A vegan island would be very tempting, but I can’t help but think that the abolitionist vegans there would find something somewhere somehow to complain about and make it a miserable place for me.
I agree that “living in the real world and helping people to feel compassion for animals and eat vegan, is a lot more important.”
Thanks for another great post, Tobias. 🙂
Live on the island, work and volunteer on mainland.
I would need the love, understanding and “ability to relax” to be able to still veganize the mainland.
I should have read the whole article. Sorry. :-/ It’s because there is no island yet that I don’t find the energy anymore to even read things to the end.
Courage and succes to all!
Please post and share!!
We are writing to share an exciting possibility for the vegan community.
It has recently come to our attention that there is a magnificent piece of land on the Big Island of Hawaii that would be the perfect place for a nature reserve, an animal sanctuary, or the home for a collective of vegan land-owners. As it is situated next to an existing 34-acre vegan retreat, recently purchased by Gentle World, our vision is to acquire this second plot, with the help of others, and create an entire vegan landscape.

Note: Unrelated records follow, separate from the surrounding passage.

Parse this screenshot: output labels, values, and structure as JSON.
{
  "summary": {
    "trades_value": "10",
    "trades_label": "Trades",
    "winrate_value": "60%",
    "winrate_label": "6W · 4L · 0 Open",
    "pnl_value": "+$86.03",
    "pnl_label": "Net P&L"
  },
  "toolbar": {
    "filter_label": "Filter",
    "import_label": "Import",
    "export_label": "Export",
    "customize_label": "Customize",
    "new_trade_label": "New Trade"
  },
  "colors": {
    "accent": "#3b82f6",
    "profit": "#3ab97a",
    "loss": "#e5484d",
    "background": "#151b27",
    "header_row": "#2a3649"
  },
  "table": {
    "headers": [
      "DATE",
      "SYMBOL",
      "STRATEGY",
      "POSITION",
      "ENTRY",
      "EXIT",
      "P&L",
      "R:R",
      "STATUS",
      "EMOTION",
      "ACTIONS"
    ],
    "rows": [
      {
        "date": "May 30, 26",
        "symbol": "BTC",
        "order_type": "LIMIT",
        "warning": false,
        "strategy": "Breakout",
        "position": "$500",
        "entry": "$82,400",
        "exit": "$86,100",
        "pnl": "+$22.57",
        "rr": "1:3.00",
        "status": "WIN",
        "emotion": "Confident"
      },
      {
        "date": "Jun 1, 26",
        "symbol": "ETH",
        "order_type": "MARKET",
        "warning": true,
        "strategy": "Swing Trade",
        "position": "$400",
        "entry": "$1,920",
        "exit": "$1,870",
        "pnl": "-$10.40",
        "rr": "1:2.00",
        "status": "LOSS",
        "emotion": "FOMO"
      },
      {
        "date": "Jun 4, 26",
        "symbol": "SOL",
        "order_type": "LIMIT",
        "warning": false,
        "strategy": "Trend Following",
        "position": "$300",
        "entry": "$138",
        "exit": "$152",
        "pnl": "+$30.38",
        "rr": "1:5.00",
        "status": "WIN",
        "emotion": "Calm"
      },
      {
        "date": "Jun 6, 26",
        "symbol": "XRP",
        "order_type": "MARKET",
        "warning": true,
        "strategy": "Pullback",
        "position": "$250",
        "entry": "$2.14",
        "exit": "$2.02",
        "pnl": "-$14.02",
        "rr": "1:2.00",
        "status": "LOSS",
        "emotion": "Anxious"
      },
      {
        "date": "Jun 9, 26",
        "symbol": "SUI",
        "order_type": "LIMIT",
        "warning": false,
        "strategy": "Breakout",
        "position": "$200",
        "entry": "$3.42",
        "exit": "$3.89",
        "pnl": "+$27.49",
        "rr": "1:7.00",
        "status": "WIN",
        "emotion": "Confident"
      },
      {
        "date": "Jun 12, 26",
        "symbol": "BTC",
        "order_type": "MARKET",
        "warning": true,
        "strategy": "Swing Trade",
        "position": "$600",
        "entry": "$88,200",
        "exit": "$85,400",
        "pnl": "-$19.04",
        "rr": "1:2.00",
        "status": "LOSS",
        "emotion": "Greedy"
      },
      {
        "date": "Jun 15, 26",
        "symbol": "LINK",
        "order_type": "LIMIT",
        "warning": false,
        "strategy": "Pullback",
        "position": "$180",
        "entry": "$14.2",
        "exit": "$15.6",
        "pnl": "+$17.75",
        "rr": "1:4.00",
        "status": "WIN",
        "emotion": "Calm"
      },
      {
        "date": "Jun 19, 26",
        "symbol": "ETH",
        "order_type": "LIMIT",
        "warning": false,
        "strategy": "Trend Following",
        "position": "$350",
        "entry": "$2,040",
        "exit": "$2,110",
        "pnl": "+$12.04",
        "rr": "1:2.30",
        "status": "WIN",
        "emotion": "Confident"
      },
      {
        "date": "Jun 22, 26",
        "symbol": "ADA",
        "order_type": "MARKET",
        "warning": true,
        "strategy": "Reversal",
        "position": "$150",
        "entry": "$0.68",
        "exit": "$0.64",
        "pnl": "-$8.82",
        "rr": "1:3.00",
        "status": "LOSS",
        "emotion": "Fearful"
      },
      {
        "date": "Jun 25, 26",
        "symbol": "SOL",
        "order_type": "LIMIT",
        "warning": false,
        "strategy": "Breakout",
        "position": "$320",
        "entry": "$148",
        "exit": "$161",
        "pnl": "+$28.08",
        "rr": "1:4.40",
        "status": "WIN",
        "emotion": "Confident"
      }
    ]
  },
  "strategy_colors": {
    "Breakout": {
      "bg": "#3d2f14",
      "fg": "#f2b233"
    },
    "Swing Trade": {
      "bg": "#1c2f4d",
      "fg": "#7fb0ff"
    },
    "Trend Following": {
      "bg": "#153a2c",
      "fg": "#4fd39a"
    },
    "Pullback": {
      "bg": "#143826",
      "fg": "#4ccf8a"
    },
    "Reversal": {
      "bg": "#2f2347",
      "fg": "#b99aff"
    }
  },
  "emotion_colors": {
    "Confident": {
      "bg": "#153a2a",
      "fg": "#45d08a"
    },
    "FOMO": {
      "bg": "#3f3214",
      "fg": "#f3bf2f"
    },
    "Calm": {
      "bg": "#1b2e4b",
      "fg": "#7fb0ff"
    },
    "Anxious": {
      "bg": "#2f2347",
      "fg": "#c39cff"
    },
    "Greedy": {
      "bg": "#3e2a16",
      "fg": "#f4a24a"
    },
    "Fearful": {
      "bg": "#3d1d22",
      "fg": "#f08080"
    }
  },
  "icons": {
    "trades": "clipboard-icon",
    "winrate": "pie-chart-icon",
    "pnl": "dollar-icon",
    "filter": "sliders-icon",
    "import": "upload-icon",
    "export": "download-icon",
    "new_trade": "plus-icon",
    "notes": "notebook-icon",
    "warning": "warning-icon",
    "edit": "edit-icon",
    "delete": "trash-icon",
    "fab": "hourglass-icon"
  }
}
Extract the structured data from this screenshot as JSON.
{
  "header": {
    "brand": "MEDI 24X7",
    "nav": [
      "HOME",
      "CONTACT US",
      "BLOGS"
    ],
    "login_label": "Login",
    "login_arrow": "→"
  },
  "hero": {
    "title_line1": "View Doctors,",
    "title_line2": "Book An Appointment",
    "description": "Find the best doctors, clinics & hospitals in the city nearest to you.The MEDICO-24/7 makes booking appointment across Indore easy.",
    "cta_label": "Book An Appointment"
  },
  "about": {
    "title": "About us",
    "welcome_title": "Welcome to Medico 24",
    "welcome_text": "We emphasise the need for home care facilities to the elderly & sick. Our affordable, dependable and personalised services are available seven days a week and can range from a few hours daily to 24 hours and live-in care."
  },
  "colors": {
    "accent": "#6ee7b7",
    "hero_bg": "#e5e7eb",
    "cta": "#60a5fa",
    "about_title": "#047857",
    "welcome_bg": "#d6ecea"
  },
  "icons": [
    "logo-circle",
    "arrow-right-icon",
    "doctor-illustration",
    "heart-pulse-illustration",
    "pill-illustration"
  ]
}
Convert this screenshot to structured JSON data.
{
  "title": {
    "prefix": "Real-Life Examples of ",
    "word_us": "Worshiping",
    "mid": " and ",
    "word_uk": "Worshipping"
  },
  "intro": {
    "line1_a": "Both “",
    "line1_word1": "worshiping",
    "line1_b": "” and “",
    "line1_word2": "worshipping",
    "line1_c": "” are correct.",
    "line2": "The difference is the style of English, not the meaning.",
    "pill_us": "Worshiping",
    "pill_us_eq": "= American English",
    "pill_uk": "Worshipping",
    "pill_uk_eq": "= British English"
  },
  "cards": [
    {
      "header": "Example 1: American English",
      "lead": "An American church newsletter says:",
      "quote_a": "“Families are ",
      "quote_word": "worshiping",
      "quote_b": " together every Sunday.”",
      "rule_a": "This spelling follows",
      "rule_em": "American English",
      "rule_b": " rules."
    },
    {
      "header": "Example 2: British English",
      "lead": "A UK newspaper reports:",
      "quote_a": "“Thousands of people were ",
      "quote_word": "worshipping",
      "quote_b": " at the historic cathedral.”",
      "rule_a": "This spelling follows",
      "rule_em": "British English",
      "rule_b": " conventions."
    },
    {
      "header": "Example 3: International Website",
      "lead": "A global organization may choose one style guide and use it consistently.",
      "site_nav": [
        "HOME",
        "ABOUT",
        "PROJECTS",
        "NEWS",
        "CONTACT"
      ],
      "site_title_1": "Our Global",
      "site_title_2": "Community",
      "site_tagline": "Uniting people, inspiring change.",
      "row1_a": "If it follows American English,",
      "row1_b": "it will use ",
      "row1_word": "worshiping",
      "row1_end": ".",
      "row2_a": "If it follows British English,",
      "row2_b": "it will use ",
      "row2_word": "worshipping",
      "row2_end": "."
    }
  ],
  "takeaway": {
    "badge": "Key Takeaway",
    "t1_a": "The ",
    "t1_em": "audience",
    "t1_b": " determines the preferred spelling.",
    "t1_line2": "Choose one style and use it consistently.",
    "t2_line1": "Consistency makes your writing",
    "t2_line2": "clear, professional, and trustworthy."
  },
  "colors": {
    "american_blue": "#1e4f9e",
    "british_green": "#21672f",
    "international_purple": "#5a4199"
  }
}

This 88-acre piece of paradise has three water sources, the deepest soil in the island of Hawaii and the perfect elevation for year-round growing of everything from coconuts and mangoes to soy beans. Your neighbors would be Gentle World, the longest-standing vegan community and educational center in the world, whose plan is to build VeganLand on the 34 acre piece it has just acquired. Their goal is to create a sanctuary for vegans, an educational center for potential vegans and a place of rejuvenation and inspiration for animal rights activists in the international hub that is Hawaii. It will be the first of its kind and the unifying force the vegan movement so needs.
The 88 acres is currently owned by a corporation that plans to strip this beautiful land of all its vegetation. As they are currently poised to begin this process, time is of the essence. Please reply if you have interest in more information or if you know other vegans who might have the means to be a part of acquiring this $1.5 million haven. Please note that the land is able to be subdivided into four separate parcels of 22 acres.
This is a magnificent property, located on the foothills of the Kohala Mountain.
Together we can make a vegan world!
SPECIAL ANNOUNCEMENT TO ALL VEGANS
GREAT OPPORTUNITY FOR VEGANISM
CREATE A VEGAN COMMUNITY IN HAWAII
THE BEST ALL YEAR ROUND WEATHER
AND A PERPETUAL GROWING SEASON
THERE IS A BEAUTIFUL PARCEL OF LAND
AND WE WANT VEGANS TO OWN IT !!!!
BELIEVE ME, THIS LAND WILL SUPPORT
ORCHARDS AND GARDENS
COMBINED WITH AN ANIMAL SANCTUARY OR
JUST SOMEONE WHO WANTS TO ESCAPE THE MAINLAND MADNESS.
WE WANT THIS VERY MUCH BECAUSE
WE ARE A VEGAN NON-PROFIT ORG. ON THE ADJACENT LAND.
I am VERY much interested in this possibility. I am the founder and former executive director of Full Circle Farm Sanctuary, Inc., a non-profit 501(c)(3) farmed animal sanctuary located near Atlanta, GA.
I am wishing to move to the Big Island and would love to become involved with this project. I definitely have much experience in running an animal sanctuary and have been an ethical vegan and animal rights advocate since 1989.
Please let me know how I may find out more information.
Thank you so very much!
Certainly..there is a good chance we can see a completely vegan nation where crimes of abuse and murder do not exist..a peaceful country with positive people where we can meditate and practice eco conscious living. I read how 250 Jain monks had succeeded in banning of meat and eggs as well as prohibition of slaughter in Palitana, India, however they still use dairy..therefore not vegan. If there is a single place on earth where all forms of abuse and killing are illegal we can set an example for the rest of the world to follow. When people see that such places and cities are coming up and complete islands, towns, cities or even nations are going vegan by banning slaughter and abuse of all animals, we can start a chain reaction and intensify the healing and ascension of the planet. Until then we are not home as yet! https://www.change.org/p/end-slaughter-and-abuse-of-all-animals